Preheat oven to 350.

Prepare an egg wash by mixing one egg and a tablespoon of water, set aside.

Spray 2 baking sheets with cooking spray.

Divide dough into 4 pieces. Roll one piece of dough into a circle, about 9 inches.

For the first filling, brush with jam, leaving a 2 inch border around the edges. Sprinkle with cinnamon and sugar mixture.

For the second filling, brush with melted butter, leaving a 2 inch border around the edges. Sprinkle with cocoa powder and chocolate chips. Push chocolate chips gently into the dough.

The next step is to cut the circle into 8 wedges. Then roll each wedge up from the wide end to the point, pinching the point to seal.

Place on baking sheets with points of the triangles facing down, spacing them about 1 inch apart. Curve each into a crescent.

Repeat with the remaining dough.

Refrigerate 20 minutes before baking.

Remove from the refrigerator and spread egg wash on each cookie and sprinkle with sugar.

Bake about 25 minutes or until light golden. Let stand 1 minute, then put on racks to cool.

Friday, January 14, 2011

Kiddushim Every Week!

Adat Ari El President Sandy Samuels has many goals for our synagogue. The underlying theme of some of these goals: how does Adat Ari El provide or aid in the congregants connection to God and a connection to each other?

Over the past several months, Sandy has been working closely with Sisterhood President, Karen Gale and Sisterhood's Service Vice President, Marla Feinberg to provide kiddushim every Shabbat that there is not a Mitzvah kiddush hosted. Therefore, every Shabbat congregants will pray together and then connect as they share a Shabbat meal.

Sisterhood's kiddushim menu includes challah, green salad, dessert and of course, tuna salad! Sandy invited all the past synagogue presidents and Executive Committe to kick-off the first of these Shabbat kiddushes with a Tuna Salad Making Night. Sandy superbly supervised the tuna salad preparation. He even showed off some knife skills in the proper technique to created the perfect size chopped celery. The tuna salad team flaked the tuna, chopped the celery, grated the hard-boiled eggs, seasoned and bound it all together with the mayonnaise. Sandy then did the dishes!

Come pray and then watch Sandy and team's tuna salad disappear this Shabbat.

Sandy showing celery chopping techniques

The team in action

Thursday, January 13, 2011

Welcome Kensington Caterers!
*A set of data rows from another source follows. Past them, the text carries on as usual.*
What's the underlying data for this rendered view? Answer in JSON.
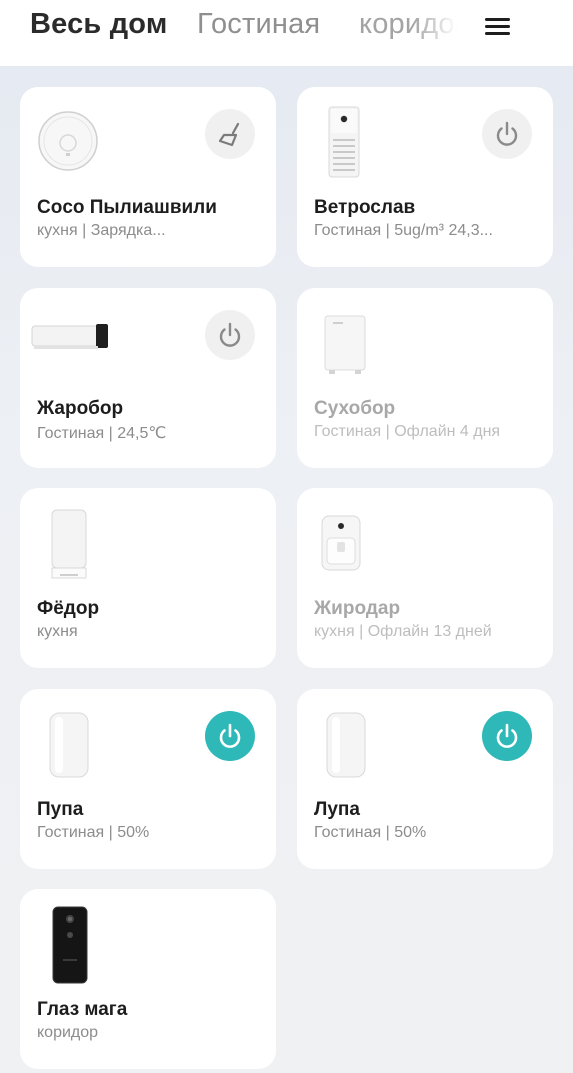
{
  "tabs": [
    "Весь дом",
    "Гостиная",
    "коридор"
  ],
  "devices": [
    {
      "name": "Coco Пылиашвили",
      "status": "кухня | Зарядка...",
      "icon": "robot-vacuum-icon",
      "action": "broom-icon"
    },
    {
      "name": "Ветрослав",
      "status": "Гостиная | 5ug/m³ 24,3...",
      "icon": "air-purifier-icon",
      "action": "power-icon"
    },
    {
      "name": "Жаробор",
      "status": "Гостиная | 24,5℃",
      "icon": "heater-icon",
      "action": "power-icon"
    },
    {
      "name": "Сухобор",
      "status": "Гостиная | Офлайн 4 дня",
      "icon": "dehumidifier-icon",
      "offline": true
    },
    {
      "name": "Фёдор",
      "status": "кухня",
      "icon": "water-dispenser-icon"
    },
    {
      "name": "Жиродар",
      "status": "кухня | Офлайн 13 дней",
      "icon": "air-fryer-icon",
      "offline": true
    },
    {
      "name": "Пупа",
      "status": "Гостиная | 50%",
      "icon": "humidifier-icon",
      "action": "power-icon",
      "power_on": true
    },
    {
      "name": "Лупа",
      "status": "Гостиная | 50%",
      "icon": "humidifier-icon",
      "action": "power-icon",
      "power_on": true
    },
    {
      "name": "Глаз мага",
      "status": "коридор",
      "icon": "video-doorbell-icon"
    }
  ],
  "colors": {
    "accent": "#2fb8b8",
    "card": "#ffffff",
    "text": "#1d1d1d",
    "muted": "#8c8c8c"
  }
}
Last night, we were treated to a wonderful evening. We joined together at the annual Women's League Torah Fund Dinner to support Torah Fund and honor Arlene Bloom and Ruth Devine with the Chayai Olam and Kol Ishah Awards, respectfully. The prelude to the programming was an incredible inaugural dinner catered by Kensington Caterers. Kensington impressed those in attendance with beautiful presented and flavorful food.
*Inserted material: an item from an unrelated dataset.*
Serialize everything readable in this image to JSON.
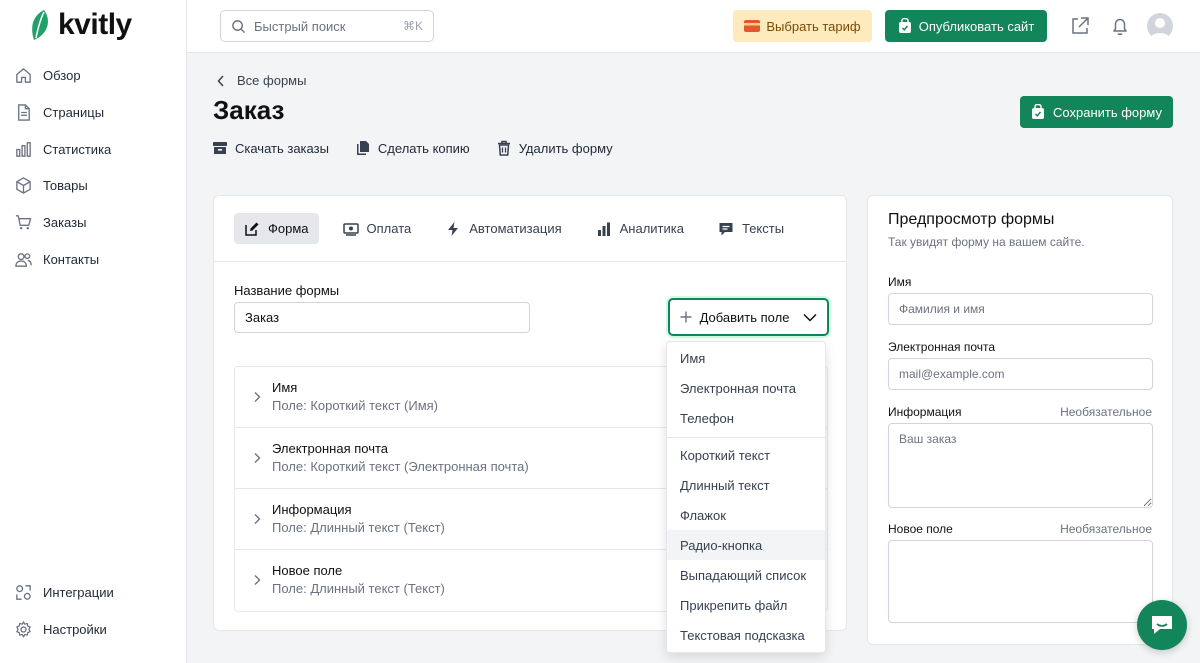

Kensington Caterers Kosher division recently partnered with Adat Ari El to provide "exceptional kosher cuisine" using the highest quality of ingredients. They delivered what they promised. Beyond their kosher division, Kensington also manages on-site food service at the Rose Garden Cafe inside the California Science Center, as well as the Bullocks Tea Room in the Southwestern Law School.
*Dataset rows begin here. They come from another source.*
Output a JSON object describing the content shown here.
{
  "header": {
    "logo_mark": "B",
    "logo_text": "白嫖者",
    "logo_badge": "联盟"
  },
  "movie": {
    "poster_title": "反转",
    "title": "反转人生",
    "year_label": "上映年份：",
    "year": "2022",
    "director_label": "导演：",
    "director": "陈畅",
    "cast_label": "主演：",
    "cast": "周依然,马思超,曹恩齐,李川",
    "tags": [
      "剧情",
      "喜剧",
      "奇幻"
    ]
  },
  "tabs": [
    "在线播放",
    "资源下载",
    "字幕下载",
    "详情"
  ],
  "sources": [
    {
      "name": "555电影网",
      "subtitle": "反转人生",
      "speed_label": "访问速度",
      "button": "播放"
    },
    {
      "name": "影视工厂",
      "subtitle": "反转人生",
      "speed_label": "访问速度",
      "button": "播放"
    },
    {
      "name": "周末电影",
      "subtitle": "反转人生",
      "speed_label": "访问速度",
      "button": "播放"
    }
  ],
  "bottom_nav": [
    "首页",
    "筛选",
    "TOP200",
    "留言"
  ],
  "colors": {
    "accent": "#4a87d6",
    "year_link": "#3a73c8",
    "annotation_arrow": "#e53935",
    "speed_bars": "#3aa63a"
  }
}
Richard Mooney, co-owner, graciously agreed to give us the recipe to their Apple Cider and Orange dressing that accompanied the artfully presented salad (pictured below). The salad consisted of romaine hearts, placed within dark pumpernickel bread with grilled Granny Smith apples, pumpernickel croutons, candied almonds and Apple Cider and Orange dressing.

Welcome to the Adat Ari El community and we look forward to many meals to come!

To book Kensington Caterers for your next event or party, or view a sample list of kosher menu items, please visit Kensington's website:

Apple Cider and Orange Dressing (Pareve)

1/3 cup Cider Vinegar (unfiltered)
½ cup Fresh Orange Juice
1 tablespoon Dijon Mustard
1 tablespoon Finely Minced Shallot
1 tablespoon Honey
½ teaspoon Salt
¼ teaspoon Pepper
1 cup Extra Virgin Olive Oil
¼ of a Granny Smith Green Apple, finely minced
Fresh chives

In a bowl, combine all ingredients, except olive oil and fresh apple.

Add the olive oil slowly while beating to create an emulsion.

Adjust seasoning as desired, adding more salt and/or pepper.

Add minced fresh apple to dressing.

Fresh chives can be added if desired.